● Directions: Your job is to return every line in the data holding the string "icon".
** Data supplied follows **
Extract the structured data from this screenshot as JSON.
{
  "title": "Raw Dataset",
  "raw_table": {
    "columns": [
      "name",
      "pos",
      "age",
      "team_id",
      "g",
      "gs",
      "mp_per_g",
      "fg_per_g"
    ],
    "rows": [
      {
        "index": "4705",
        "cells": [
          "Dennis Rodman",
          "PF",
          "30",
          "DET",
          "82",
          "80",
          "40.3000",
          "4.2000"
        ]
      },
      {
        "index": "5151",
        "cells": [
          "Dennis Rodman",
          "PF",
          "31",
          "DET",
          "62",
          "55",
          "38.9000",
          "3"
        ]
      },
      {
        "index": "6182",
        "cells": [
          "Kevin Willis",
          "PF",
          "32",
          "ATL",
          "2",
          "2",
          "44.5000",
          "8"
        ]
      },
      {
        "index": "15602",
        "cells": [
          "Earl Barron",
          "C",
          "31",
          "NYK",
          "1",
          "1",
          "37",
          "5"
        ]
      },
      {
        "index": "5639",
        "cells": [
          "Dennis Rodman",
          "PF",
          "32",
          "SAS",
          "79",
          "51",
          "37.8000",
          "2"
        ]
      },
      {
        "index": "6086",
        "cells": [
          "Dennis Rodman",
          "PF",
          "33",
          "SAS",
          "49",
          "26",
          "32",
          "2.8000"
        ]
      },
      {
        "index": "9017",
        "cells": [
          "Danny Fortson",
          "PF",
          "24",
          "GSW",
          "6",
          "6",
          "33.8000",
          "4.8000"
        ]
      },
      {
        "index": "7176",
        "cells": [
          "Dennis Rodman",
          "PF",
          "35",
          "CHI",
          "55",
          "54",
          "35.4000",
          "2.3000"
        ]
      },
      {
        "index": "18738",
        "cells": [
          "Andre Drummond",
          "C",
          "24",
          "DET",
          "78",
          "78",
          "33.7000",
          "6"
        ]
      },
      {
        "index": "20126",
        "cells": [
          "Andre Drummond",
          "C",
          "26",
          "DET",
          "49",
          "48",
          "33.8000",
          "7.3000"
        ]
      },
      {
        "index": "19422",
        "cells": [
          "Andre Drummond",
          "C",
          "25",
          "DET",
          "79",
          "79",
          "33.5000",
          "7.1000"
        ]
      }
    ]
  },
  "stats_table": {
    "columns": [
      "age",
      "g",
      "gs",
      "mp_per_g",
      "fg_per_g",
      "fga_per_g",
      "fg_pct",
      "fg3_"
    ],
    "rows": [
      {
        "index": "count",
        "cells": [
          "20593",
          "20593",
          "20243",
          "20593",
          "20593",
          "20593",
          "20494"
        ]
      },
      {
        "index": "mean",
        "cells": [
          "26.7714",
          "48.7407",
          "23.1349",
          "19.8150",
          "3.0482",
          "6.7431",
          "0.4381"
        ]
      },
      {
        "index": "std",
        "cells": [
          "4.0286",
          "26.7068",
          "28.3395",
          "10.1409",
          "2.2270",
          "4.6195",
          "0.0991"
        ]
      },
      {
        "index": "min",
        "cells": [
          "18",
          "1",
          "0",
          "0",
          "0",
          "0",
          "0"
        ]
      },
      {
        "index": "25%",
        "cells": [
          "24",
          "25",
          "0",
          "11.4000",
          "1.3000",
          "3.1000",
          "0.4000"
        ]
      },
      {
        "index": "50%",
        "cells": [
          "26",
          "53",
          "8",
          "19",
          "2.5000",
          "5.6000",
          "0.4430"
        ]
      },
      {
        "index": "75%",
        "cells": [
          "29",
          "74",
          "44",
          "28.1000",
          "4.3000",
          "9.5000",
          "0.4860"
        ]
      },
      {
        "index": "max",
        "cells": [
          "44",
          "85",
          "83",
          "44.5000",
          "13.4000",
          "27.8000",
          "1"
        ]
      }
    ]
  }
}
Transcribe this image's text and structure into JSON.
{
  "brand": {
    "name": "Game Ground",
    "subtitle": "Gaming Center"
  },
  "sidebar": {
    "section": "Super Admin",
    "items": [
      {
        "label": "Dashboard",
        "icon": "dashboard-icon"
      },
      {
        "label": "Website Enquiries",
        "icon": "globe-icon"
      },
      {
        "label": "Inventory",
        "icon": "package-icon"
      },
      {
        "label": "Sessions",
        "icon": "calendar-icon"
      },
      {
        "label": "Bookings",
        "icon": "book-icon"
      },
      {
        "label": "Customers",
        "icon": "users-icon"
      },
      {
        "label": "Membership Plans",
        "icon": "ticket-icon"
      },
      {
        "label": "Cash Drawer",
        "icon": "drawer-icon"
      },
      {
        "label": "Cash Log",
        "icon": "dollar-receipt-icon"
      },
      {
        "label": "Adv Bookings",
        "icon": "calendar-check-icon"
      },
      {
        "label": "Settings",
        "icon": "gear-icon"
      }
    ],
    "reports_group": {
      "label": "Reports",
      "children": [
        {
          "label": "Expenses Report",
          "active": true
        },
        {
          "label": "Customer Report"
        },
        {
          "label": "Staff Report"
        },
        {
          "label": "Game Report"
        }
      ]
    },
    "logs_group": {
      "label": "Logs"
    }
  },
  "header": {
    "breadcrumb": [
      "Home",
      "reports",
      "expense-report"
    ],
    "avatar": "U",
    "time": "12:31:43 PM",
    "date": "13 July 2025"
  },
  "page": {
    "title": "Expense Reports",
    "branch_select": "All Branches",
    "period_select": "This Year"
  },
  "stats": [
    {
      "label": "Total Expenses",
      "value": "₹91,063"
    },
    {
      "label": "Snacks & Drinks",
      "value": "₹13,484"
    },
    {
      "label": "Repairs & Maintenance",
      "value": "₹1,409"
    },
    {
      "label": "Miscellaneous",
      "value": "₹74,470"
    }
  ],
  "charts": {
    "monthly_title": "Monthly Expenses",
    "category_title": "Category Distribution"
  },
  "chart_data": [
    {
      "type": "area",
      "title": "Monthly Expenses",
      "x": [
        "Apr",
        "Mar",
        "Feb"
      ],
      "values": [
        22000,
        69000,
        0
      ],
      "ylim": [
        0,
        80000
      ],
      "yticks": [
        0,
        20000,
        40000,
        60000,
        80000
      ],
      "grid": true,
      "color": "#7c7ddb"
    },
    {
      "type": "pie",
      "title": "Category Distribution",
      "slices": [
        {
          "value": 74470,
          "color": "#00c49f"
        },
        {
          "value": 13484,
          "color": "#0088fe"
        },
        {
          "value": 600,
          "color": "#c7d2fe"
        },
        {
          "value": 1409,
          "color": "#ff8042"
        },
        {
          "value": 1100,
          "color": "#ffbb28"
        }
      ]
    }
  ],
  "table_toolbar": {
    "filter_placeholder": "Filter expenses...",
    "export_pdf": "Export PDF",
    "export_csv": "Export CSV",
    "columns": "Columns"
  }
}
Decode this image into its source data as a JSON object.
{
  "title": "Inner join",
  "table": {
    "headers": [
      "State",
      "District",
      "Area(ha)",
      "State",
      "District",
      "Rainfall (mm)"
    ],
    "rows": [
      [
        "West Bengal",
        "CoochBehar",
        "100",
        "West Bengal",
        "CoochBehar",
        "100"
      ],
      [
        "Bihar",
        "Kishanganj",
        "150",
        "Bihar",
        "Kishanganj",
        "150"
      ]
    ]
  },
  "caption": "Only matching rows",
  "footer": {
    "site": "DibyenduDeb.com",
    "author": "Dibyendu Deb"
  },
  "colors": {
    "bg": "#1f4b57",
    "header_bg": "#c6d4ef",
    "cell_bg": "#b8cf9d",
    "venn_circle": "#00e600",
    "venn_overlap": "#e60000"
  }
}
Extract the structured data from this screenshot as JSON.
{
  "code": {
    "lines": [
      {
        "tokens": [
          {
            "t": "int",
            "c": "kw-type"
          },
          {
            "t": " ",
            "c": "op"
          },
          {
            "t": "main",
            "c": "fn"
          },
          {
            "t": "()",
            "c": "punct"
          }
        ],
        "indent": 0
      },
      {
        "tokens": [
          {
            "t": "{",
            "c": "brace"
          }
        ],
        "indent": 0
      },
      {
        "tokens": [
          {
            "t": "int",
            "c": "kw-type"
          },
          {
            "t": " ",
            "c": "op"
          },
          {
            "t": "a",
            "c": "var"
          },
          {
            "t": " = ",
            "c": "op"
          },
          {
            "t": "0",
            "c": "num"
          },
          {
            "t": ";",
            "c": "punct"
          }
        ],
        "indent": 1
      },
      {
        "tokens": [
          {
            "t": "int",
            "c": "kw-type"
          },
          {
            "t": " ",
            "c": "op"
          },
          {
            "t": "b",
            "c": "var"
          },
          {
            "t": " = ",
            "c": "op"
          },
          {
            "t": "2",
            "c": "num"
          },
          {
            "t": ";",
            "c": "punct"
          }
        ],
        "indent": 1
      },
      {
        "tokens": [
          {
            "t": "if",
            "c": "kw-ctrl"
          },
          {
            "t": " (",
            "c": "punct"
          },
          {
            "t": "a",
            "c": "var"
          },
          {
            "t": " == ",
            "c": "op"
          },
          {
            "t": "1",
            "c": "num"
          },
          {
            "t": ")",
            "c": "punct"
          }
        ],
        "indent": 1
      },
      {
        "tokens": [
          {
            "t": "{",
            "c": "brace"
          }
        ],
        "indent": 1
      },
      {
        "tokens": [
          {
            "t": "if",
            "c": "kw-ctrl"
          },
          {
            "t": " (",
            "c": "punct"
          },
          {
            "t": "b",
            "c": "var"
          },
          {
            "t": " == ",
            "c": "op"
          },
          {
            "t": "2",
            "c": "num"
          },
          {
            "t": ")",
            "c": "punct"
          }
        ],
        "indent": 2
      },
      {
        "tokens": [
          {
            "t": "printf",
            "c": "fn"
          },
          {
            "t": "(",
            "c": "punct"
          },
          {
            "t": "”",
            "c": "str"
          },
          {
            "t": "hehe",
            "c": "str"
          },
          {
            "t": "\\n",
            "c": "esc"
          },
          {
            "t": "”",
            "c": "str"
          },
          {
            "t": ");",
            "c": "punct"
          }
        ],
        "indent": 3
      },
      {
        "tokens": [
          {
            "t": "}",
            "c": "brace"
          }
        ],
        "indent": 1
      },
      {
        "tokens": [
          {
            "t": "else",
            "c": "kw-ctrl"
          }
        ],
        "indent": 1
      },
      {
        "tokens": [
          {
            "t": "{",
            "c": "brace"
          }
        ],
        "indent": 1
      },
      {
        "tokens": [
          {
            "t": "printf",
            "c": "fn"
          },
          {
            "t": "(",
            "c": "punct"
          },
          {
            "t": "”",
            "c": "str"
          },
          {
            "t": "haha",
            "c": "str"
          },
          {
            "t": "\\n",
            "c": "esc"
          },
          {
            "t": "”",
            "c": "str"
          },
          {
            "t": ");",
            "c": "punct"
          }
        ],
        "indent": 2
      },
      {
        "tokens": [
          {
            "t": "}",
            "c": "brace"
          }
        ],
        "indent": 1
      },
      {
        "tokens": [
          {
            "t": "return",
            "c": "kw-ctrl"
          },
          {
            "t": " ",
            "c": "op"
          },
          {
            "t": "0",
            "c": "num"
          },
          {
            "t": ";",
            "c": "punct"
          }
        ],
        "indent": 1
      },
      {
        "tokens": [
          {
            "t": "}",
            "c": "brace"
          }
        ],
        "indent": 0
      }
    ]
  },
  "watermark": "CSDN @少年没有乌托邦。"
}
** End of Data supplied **
● Answer section:
        "icon": "dashboard-icon"
        "icon": "globe-icon"
        "icon": "package-icon"
        "icon": "calendar-icon"
        "icon": "book-icon"
        "icon": "users-icon"
        "icon": "ticket-icon"
        "icon": "drawer-icon"
        "icon": "dollar-receipt-icon"
        "icon": "calendar-check-icon"
        "icon": "gear-icon"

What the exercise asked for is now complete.